_The task_
Please print the records below word for word.

_Data items_
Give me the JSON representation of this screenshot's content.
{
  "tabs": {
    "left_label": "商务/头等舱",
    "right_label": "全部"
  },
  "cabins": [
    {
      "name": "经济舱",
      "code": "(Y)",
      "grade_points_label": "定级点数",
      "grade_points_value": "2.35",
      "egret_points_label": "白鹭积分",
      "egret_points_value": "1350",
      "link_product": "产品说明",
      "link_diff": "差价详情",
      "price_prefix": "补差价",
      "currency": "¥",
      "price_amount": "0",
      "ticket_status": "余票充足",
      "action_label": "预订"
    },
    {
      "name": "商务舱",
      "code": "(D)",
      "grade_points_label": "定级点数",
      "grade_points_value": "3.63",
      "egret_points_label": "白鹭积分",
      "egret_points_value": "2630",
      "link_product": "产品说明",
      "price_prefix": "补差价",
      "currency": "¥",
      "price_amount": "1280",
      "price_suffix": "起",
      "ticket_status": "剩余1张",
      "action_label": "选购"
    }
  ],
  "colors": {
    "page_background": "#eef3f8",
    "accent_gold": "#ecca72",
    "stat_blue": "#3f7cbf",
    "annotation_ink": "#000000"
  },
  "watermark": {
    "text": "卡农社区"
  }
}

_Task solution_
Give me the JSON representation of this screenshot's content.
{
  "tabs": {
    "left_label": "商务/头等舱",
    "right_label": "全部"
  },
  "cabins": [
    {
      "name": "经济舱",
      "code": "(Y)",
      "grade_points_label": "定级点数",
      "grade_points_value": "2.35",
      "egret_points_label": "白鹭积分",
      "egret_points_value": "1350",
      "link_product": "产品说明",
      "link_diff": "差价详情",
      "price_prefix": "补差价",
      "currency": "¥",
      "price_amount": "0",
      "ticket_status": "余票充足",
      "action_label": "预订"
    },
    {
      "name": "商务舱",
      "code": "(D)",
      "grade_points_label": "定级点数",
      "grade_points_value": "3.63",
      "egret_points_label": "白鹭积分",
      "egret_points_value": "2630",
      "link_product": "产品说明",
      "price_prefix": "补差价",
      "currency": "¥",
      "price_amount": "1280",
      "price_suffix": "起",
      "ticket_status": "剩余1张",
      "action_label": "选购"
    }
  ],
  "colors": {
    "page_background": "#eef3f8",
    "accent_gold": "#ecca72",
    "stat_blue": "#3f7cbf",
    "annotation_ink": "#000000"
  },
  "watermark": {
    "text": "卡农社区"
  }
}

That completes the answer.